ERIC Number: ED231538
Record Type: RIE
Publication Date: 1983-Mar
Reference Count: 0
Affect and Deed: Developmental Changes in Infant Communication.
Adamson, Lauren B.; Bakeman, Roger
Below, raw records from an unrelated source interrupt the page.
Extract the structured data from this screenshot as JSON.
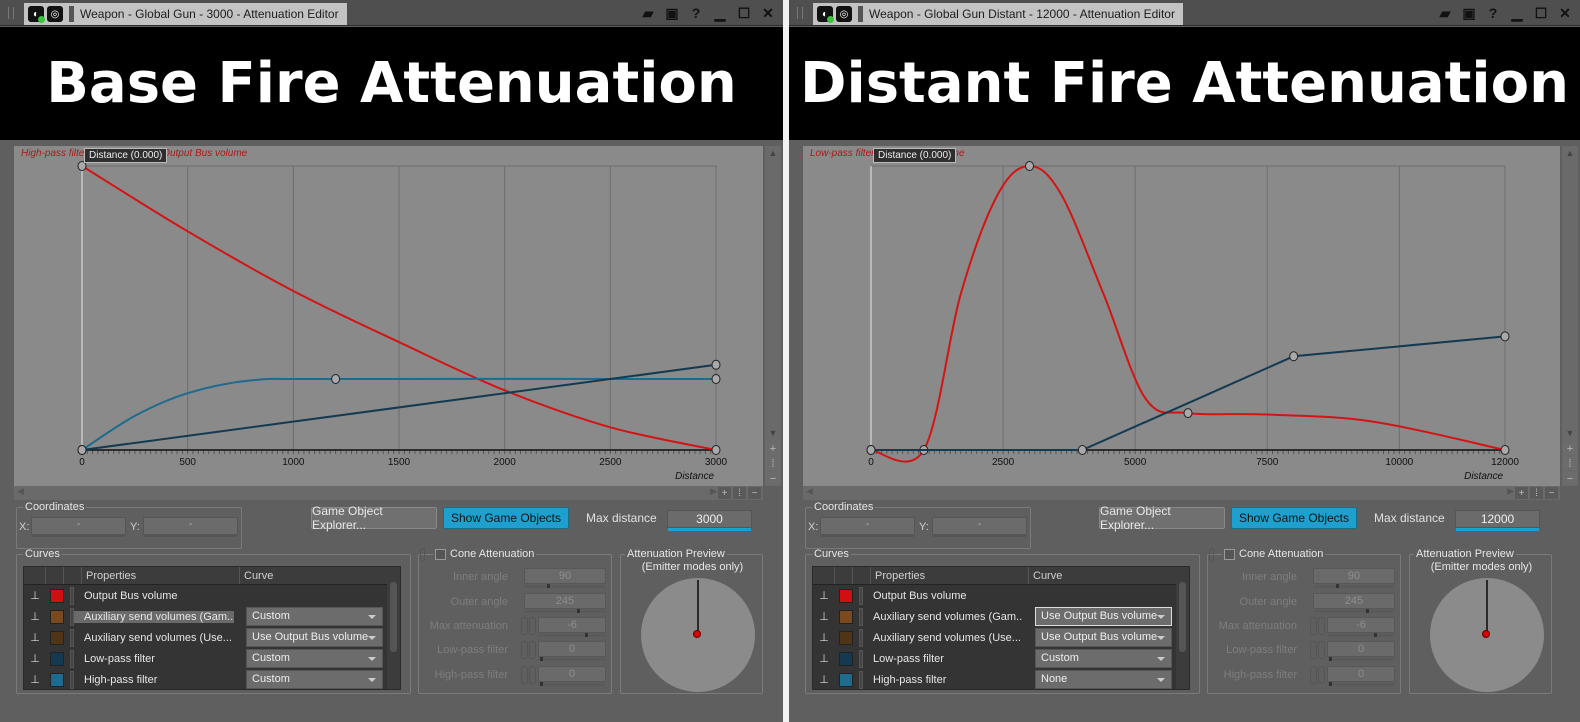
{
  "panels": [
    {
      "window_title": "Weapon - Global Gun - 3000 - Attenuation Editor",
      "banner": "Base Fire Attenuation",
      "graph": {
        "legend_text": "High-pass filter, Low-pass filter, Output Bus volume",
        "tooltip": "Distance (0.000)",
        "x_label": "Distance",
        "max_distance": 3000,
        "x_ticks": [
          "0",
          "500",
          "1000",
          "1500",
          "2000",
          "2500",
          "3000"
        ]
      },
      "coordinates": {
        "title": "Coordinates",
        "x_label": "X:",
        "y_label": "Y:",
        "x_value": "-",
        "y_value": "-"
      },
      "buttons": {
        "explorer": "Game Object Explorer...",
        "show": "Show Game Objects"
      },
      "max_distance": {
        "label": "Max distance",
        "value": "3000"
      },
      "curves": {
        "title": "Curves",
        "headers": {
          "properties": "Properties",
          "curve": "Curve"
        },
        "rows": [
          {
            "name": "Output Bus volume",
            "color": "#d01010",
            "curve": ""
          },
          {
            "name": "Auxiliary send volumes (Gam...",
            "color": "#7a4a1e",
            "curve": "Custom"
          },
          {
            "name": "Auxiliary send volumes (Use...",
            "color": "#4f3416",
            "curve": "Use Output Bus volume"
          },
          {
            "name": "Low-pass filter",
            "color": "#143a52",
            "curve": "Custom"
          },
          {
            "name": "High-pass filter",
            "color": "#1f6a8f",
            "curve": "Custom"
          }
        ]
      },
      "cone": {
        "title": "Cone Attenuation",
        "inner_angle": {
          "label": "Inner angle",
          "value": "90"
        },
        "outer_angle": {
          "label": "Outer angle",
          "value": "245"
        },
        "max_attenuation": {
          "label": "Max attenuation",
          "value": "-6"
        },
        "low_pass": {
          "label": "Low-pass filter",
          "value": "0"
        },
        "high_pass": {
          "label": "High-pass filter",
          "value": "0"
        }
      },
      "preview": {
        "title": "Attenuation Preview",
        "subtitle": "(Emitter modes only)"
      }
    },
    {
      "window_title": "Weapon - Global Gun Distant - 12000 - Attenuation Editor",
      "banner": "Distant Fire Attenuation",
      "graph": {
        "legend_text": "Low-pass filter, Output Bus volume",
        "tooltip": "Distance (0.000)",
        "x_label": "Distance",
        "max_distance": 12000,
        "x_ticks": [
          "0",
          "2500",
          "5000",
          "7500",
          "10000",
          "12000"
        ]
      },
      "coordinates": {
        "title": "Coordinates",
        "x_label": "X:",
        "y_label": "Y:",
        "x_value": "-",
        "y_value": "-"
      },
      "buttons": {
        "explorer": "Game Object Explorer...",
        "show": "Show Game Objects"
      },
      "max_distance": {
        "label": "Max distance",
        "value": "12000"
      },
      "curves": {
        "title": "Curves",
        "headers": {
          "properties": "Properties",
          "curve": "Curve"
        },
        "rows": [
          {
            "name": "Output Bus volume",
            "color": "#d01010",
            "curve": ""
          },
          {
            "name": "Auxiliary send volumes (Gam...",
            "color": "#7a4a1e",
            "curve": "Use Output Bus volume"
          },
          {
            "name": "Auxiliary send volumes (Use...",
            "color": "#4f3416",
            "curve": "Use Output Bus volume"
          },
          {
            "name": "Low-pass filter",
            "color": "#143a52",
            "curve": "Custom"
          },
          {
            "name": "High-pass filter",
            "color": "#1f6a8f",
            "curve": "None"
          }
        ]
      },
      "cone": {
        "title": "Cone Attenuation",
        "inner_angle": {
          "label": "Inner angle",
          "value": "90"
        },
        "outer_angle": {
          "label": "Outer angle",
          "value": "245"
        },
        "max_attenuation": {
          "label": "Max attenuation",
          "value": "-6"
        },
        "low_pass": {
          "label": "Low-pass filter",
          "value": "0"
        },
        "high_pass": {
          "label": "High-pass filter",
          "value": "0"
        }
      },
      "preview": {
        "title": "Attenuation Preview",
        "subtitle": "(Emitter modes only)"
      }
    }
  ],
  "icons": {
    "open": "folder-open-icon",
    "save": "save-icon",
    "help": "help-icon",
    "minimize": "minimize-icon",
    "maximize": "maximize-icon",
    "close": "close-icon"
  },
  "chart_data": [
    {
      "type": "line",
      "title": "Base Fire Attenuation",
      "xlabel": "Distance",
      "xlim": [
        0,
        3000
      ],
      "ylim": [
        0,
        1
      ],
      "x_ticks": [
        0,
        500,
        1000,
        1500,
        2000,
        2500,
        3000
      ],
      "series": [
        {
          "name": "Output Bus volume",
          "color": "#d41414",
          "shape": "curve",
          "points": [
            [
              0,
              1.0
            ],
            [
              500,
              0.77
            ],
            [
              1000,
              0.56
            ],
            [
              1500,
              0.38
            ],
            [
              2000,
              0.21
            ],
            [
              2500,
              0.08
            ],
            [
              3000,
              0.0
            ]
          ]
        },
        {
          "name": "High-pass filter",
          "color": "#1f6a8f",
          "shape": "curve",
          "points": [
            [
              0,
              0.0
            ],
            [
              250,
              0.12
            ],
            [
              500,
              0.2
            ],
            [
              800,
              0.245
            ],
            [
              1200,
              0.25
            ],
            [
              3000,
              0.25
            ]
          ],
          "control_points": [
            [
              0,
              0.0
            ],
            [
              1200,
              0.25
            ],
            [
              3000,
              0.25
            ]
          ]
        },
        {
          "name": "Low-pass filter",
          "color": "#143a52",
          "shape": "linear",
          "points": [
            [
              0,
              0.0
            ],
            [
              3000,
              0.3
            ]
          ],
          "control_points": [
            [
              0,
              0.0
            ],
            [
              3000,
              0.3
            ]
          ]
        }
      ]
    },
    {
      "type": "line",
      "title": "Distant Fire Attenuation",
      "xlabel": "Distance",
      "xlim": [
        0,
        12000
      ],
      "ylim": [
        0,
        1
      ],
      "x_ticks": [
        0,
        2500,
        5000,
        7500,
        10000,
        12000
      ],
      "series": [
        {
          "name": "Output Bus volume",
          "color": "#d41414",
          "shape": "curve",
          "points": [
            [
              0,
              0.0
            ],
            [
              1000,
              0.0
            ],
            [
              1700,
              0.55
            ],
            [
              2400,
              0.9
            ],
            [
              3000,
              1.0
            ],
            [
              3600,
              0.9
            ],
            [
              4400,
              0.55
            ],
            [
              5200,
              0.18
            ],
            [
              6000,
              0.13
            ],
            [
              7500,
              0.125
            ],
            [
              9500,
              0.1
            ],
            [
              12000,
              0.0
            ]
          ],
          "control_points": [
            [
              0,
              0.0
            ],
            [
              1000,
              0.0
            ],
            [
              3000,
              1.0
            ],
            [
              6000,
              0.13
            ],
            [
              12000,
              0.0
            ]
          ]
        },
        {
          "name": "Low-pass filter",
          "color": "#143a52",
          "shape": "linear",
          "points": [
            [
              0,
              0.0
            ],
            [
              4000,
              0.0
            ],
            [
              8000,
              0.33
            ],
            [
              12000,
              0.4
            ]
          ],
          "control_points": [
            [
              0,
              0.0
            ],
            [
              4000,
              0.0
            ],
            [
              8000,
              0.33
            ],
            [
              12000,
              0.4
            ]
          ]
        }
      ]
    }
  ]
}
Prior to expressing language, infants have mastered many means for engaging in referential communication with others. This contention can be supported by reference to (1) developmental changes in the attentional structure of communication and (2) infants' use of affective expressions as they begin to master referential communication. In an effort to document communication development in infants 6 to 18 months of age, over 56 hours of videotapes were made in the homes of 28 subjects. Infants were observed in three playing conditions: alone, with mother, and with a familiar same-age peer. Three coding schemes were formulated to describe infant expressions, document infant attention, and detail the mother's actions. Results of coding focusing on infant attention and affect indicate that, regardless of the infant's partner, affective expressions become increasingly shorter with age, and coordinated joint engagement (an attention state in which the infant shares a mutual object-focus with a partner and attends to that partner's interpersonal moves) is achieved quite late in infancy. These and other results are discussed. (RH)
Publication Type: Reports - Research; Speeches/Meeting Papers
Education Level: N/A
Sponsor: National Science Foundation, Washington, DC.
Authoring Institution: N/A
Identifiers: Coding; Developmental Patterns; Referential Communication
Note: Paper presented at the Annual Meeting of the Southeastern Psychological Association (Atlanta, GA, March 23-26, 1983).